The majority states that it would be compelled to reverse the convictions were it convinced that appellants had suffered prejudice. My colleagues, in effect, balance two factors — governmental misconduct and defense counsel's failure to show prejudice — and give greater weight to the latter. This shifting of the focus from the Government's misconduct to the tactics of defense counsel puts us in the position of condoning the Government's actions. I assume that the majority would agree that at some point governmental misconduct cannot be tolerated or excused regardless of the actions of the defendant. Drawing the line is, of course, an arguable matter. I believe that the Government, which represents us all, should strive to be beyond reproach in the conduct of a prosecution; to expect less damages the sinews of our legal structure. For me, the issue is not whether defense counsel failed to show prejudice; the critical question is how the Government acted. The agents of government are repositories of the public trust and must be worthy of it. They should conform to a rigorous standard of probity. Nearly a half-century ago, the Supreme Court examined the duties of the government prosecutor and declared:
My brethren fault the defense for failing to show how Larain's testimony would have been helpful to defendants. It is not clear to me how the defense could have made such a showing when they were deprived of the opportunity to interview the informant. The majority speculates that the defense was not seriously interested in searching for Larain, but rather sought grounds for reversible error. Speculation is an uncertain enterprise, and for that reason I think it unwise to make too much of it. Defense counsel's behavior, however, could be interpreted differently. My colleagues may presume too much about defense counsel's cunning.

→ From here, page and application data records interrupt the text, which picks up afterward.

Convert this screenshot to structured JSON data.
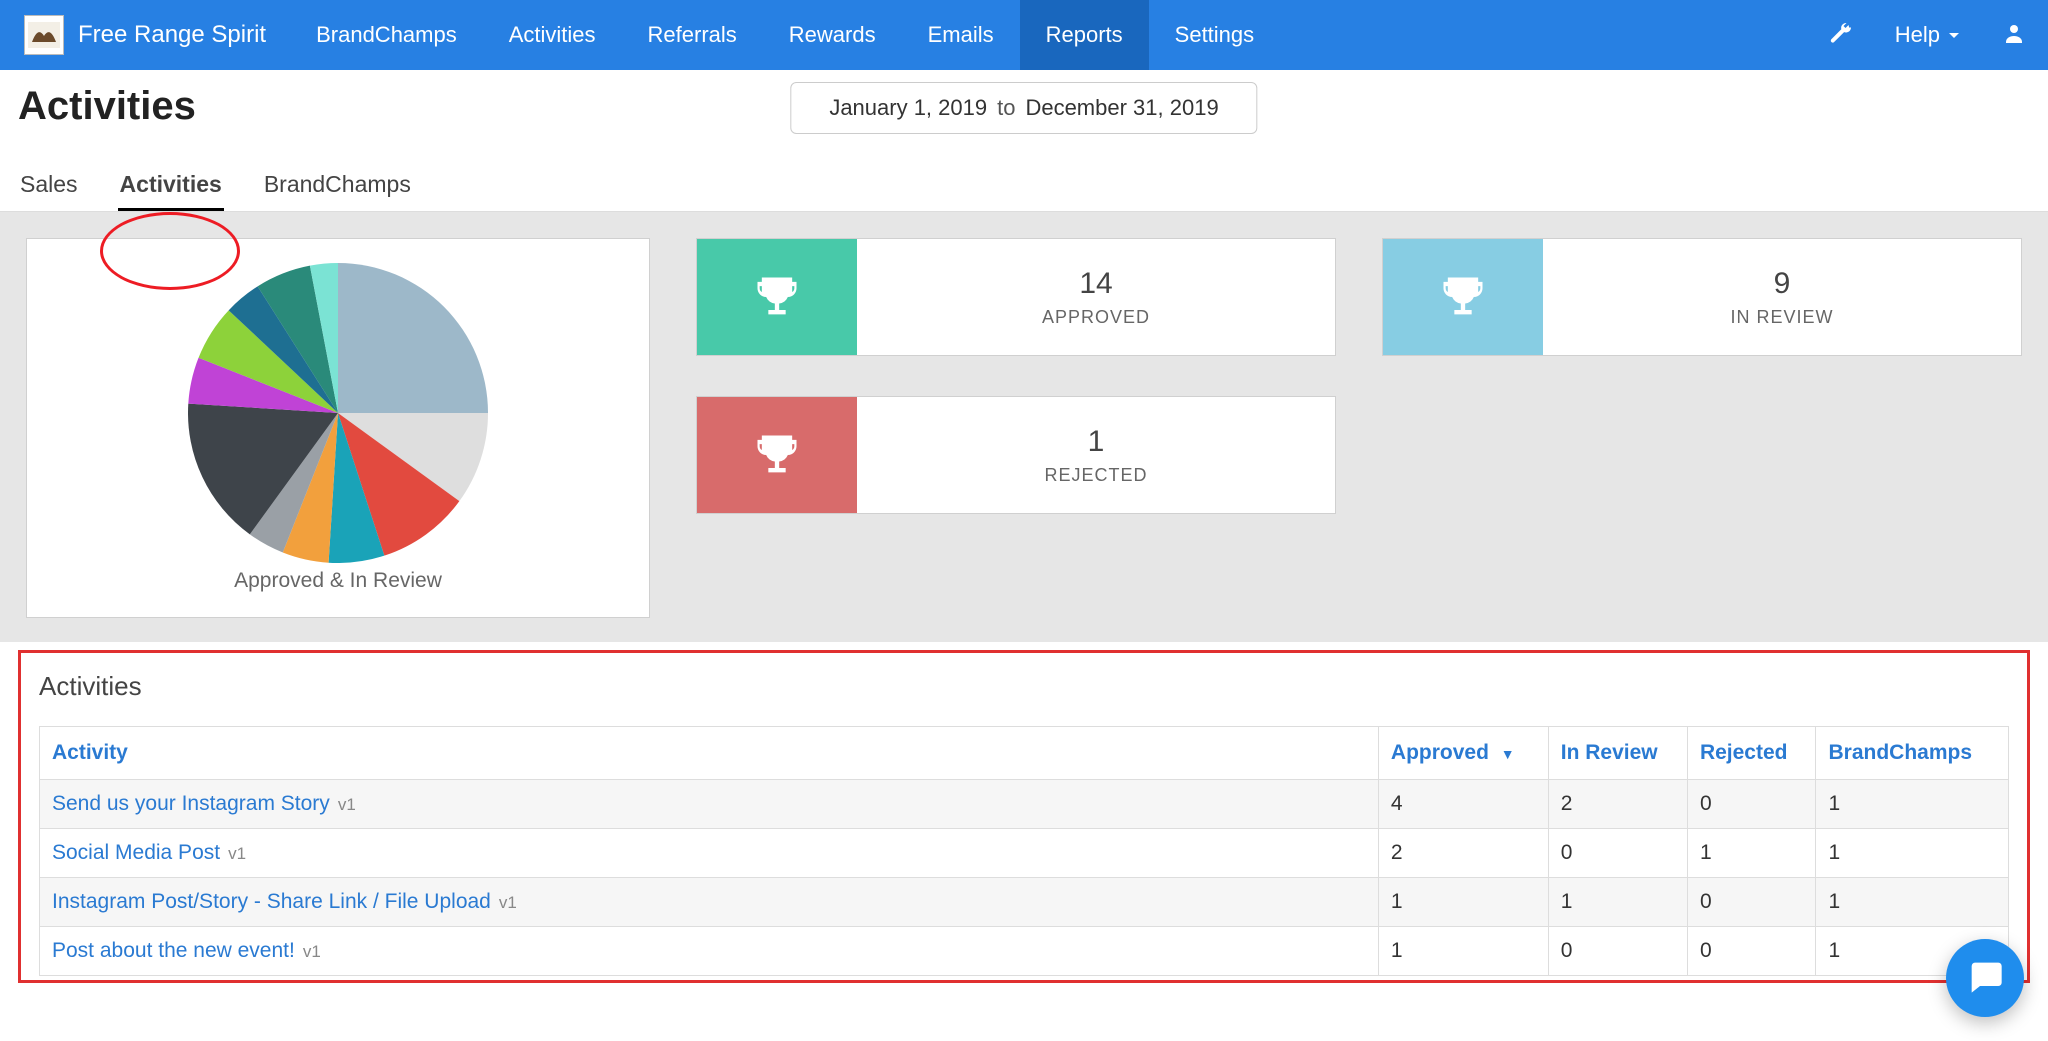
{
  "nav": {
    "brand": "Free Range Spirit",
    "items": [
      {
        "label": "BrandChamps",
        "active": false
      },
      {
        "label": "Activities",
        "active": false
      },
      {
        "label": "Referrals",
        "active": false
      },
      {
        "label": "Rewards",
        "active": false
      },
      {
        "label": "Emails",
        "active": false
      },
      {
        "label": "Reports",
        "active": true
      },
      {
        "label": "Settings",
        "active": false
      }
    ],
    "help": "Help"
  },
  "header": {
    "title": "Activities",
    "date_from": "January 1, 2019",
    "date_to_word": "to",
    "date_to": "December 31, 2019",
    "tabs": [
      {
        "label": "Sales",
        "active": false
      },
      {
        "label": "Activities",
        "active": true
      },
      {
        "label": "BrandChamps",
        "active": false
      }
    ]
  },
  "chart_data": {
    "type": "pie",
    "title": "Approved & In Review",
    "slices": [
      {
        "name": "slice-1",
        "value": 25,
        "color": "#9db8c9"
      },
      {
        "name": "slice-2",
        "value": 10,
        "color": "#dedede"
      },
      {
        "name": "slice-3",
        "value": 10,
        "color": "#e24a3f"
      },
      {
        "name": "slice-4",
        "value": 6,
        "color": "#1aa3b8"
      },
      {
        "name": "slice-5",
        "value": 5,
        "color": "#f2a03d"
      },
      {
        "name": "slice-6",
        "value": 4,
        "color": "#9aa0a6"
      },
      {
        "name": "slice-7",
        "value": 16,
        "color": "#3e444a"
      },
      {
        "name": "slice-8",
        "value": 5,
        "color": "#c043d6"
      },
      {
        "name": "slice-9",
        "value": 6,
        "color": "#8dd23a"
      },
      {
        "name": "slice-10",
        "value": 4,
        "color": "#1e6f92"
      },
      {
        "name": "slice-11",
        "value": 6,
        "color": "#2a8a7a"
      },
      {
        "name": "slice-12",
        "value": 3,
        "color": "#7be3d4"
      }
    ]
  },
  "stats": {
    "approved": {
      "value": "14",
      "label": "APPROVED",
      "color": "green"
    },
    "rejected": {
      "value": "1",
      "label": "REJECTED",
      "color": "red"
    },
    "in_review": {
      "value": "9",
      "label": "IN REVIEW",
      "color": "blue"
    }
  },
  "table": {
    "title": "Activities",
    "columns": [
      {
        "label": "Activity",
        "sort": false
      },
      {
        "label": "Approved",
        "sort": true
      },
      {
        "label": "In Review",
        "sort": false
      },
      {
        "label": "Rejected",
        "sort": false
      },
      {
        "label": "BrandChamps",
        "sort": false
      }
    ],
    "rows": [
      {
        "name": "Send us your Instagram Story",
        "ver": "v1",
        "approved": "4",
        "in_review": "2",
        "rejected": "0",
        "bc": "1"
      },
      {
        "name": "Social Media Post",
        "ver": "v1",
        "approved": "2",
        "in_review": "0",
        "rejected": "1",
        "bc": "1"
      },
      {
        "name": "Instagram Post/Story - Share Link / File Upload",
        "ver": "v1",
        "approved": "1",
        "in_review": "1",
        "rejected": "0",
        "bc": "1"
      },
      {
        "name": "Post about the new event!",
        "ver": "v1",
        "approved": "1",
        "in_review": "0",
        "rejected": "0",
        "bc": "1"
      }
    ]
  }
}
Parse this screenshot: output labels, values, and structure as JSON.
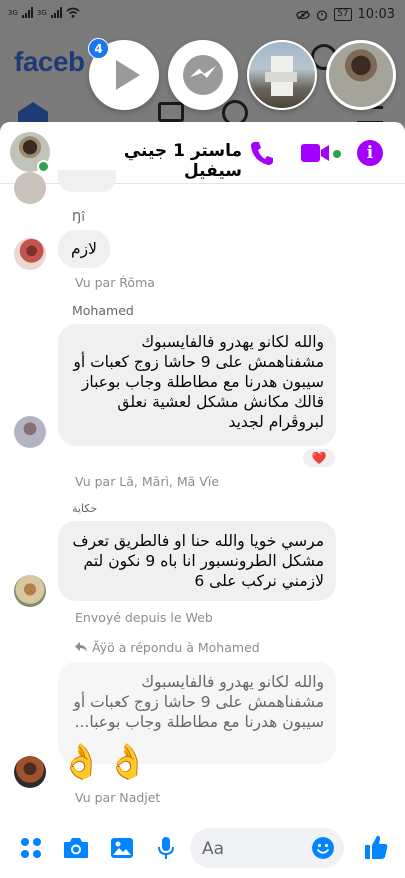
{
  "status_bar": {
    "left_labels": [
      "3G",
      "3G"
    ],
    "battery": "57",
    "time": "10:03"
  },
  "background_app": {
    "logo": "faceb"
  },
  "chat_heads": {
    "badge_count": "4"
  },
  "header": {
    "contact_name": "ماستر 1 جيني سيفيل",
    "colors": {
      "accent": "#a300ff",
      "online": "#31a24c"
    }
  },
  "messages": [
    {
      "sender": "Ŋî",
      "text": "لازم",
      "seen": "Vu par Ŕõma"
    },
    {
      "sender": "Mohamed",
      "lines": [
        "والله لكانو يهدرو فالفايسبوك",
        "مشفناهمش على 9 حاشا زوج كعبات أو",
        "سيبون هدرنا مع مطاطلة وجاب بوعباز",
        "قالك مكانش مشكل لعشية نعلق",
        "لبروڤرام لجديد"
      ],
      "reaction": "❤️",
      "seen": "Vu par Lã, Mãrì, Mã Vïe"
    },
    {
      "sender": "حكاية",
      "lines": [
        "مرسي خويا والله حنا او فالطريق تعرف",
        "مشكل الطرونسبور انا باه 9 نكون لتم",
        "لازمني نركب على 6"
      ],
      "meta": "Envoyé depuis le Web"
    },
    {
      "reply_header": "Ăÿö a répondu à Mohamed",
      "quoted_lines": [
        "والله لكانو يهدرو فالفايسبوك",
        "مشفناهمش على 9 حاشا زوج كعبات أو",
        "سيبون هدرنا مع مطاطلة وجاب بوعبا..."
      ],
      "emoji": "👌👌",
      "seen": "Vu par Nadjet"
    }
  ],
  "composer": {
    "placeholder": "Aa",
    "colors": {
      "icons": "#0084ff"
    }
  }
}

The failure of the defense to present, either orally or in writing, the language of their proposed "missing witness" instruction and to object to the omission of it from the court's charge hardly suggests astuteness or skillful tactics.
The United States Attorney is the representative not of an ordinary party to a controversy, but of a sovereignty whose obligation to govern impartially is as compelling as its obligation to govern at all; and whose interest, therefore, in a criminal prosecution is not that it shall win a case, but that justice shall be done. As such, he is in a peculiar and very definite sense the servant of the law, the twofold aim of which is that guilt shall not escape or innocence suffer. He may prosecute with earnestness and vigor — indeed, he should do so. But, while he may strike hard blows, he is not at liberty to strike foul ones. It is as much his duty to refrain from improper methods calculated to produce a wrongful conviction as it is to use every legitimate means to bring a just one.
Berger v. United States, 295 U.S. 78, 88, 55 S.Ct. 629, 633, 79 L.Ed. 1314 (1935). Those words still ring true and should apply to all those engaged in government service. I believe that the Government's conduct was so improper as to require that we dismiss the indictment in the exercise of our supervisory powers, see United States v. DeJesus Boria, 518 F.2d 368, 373 (1st Cir. 1975).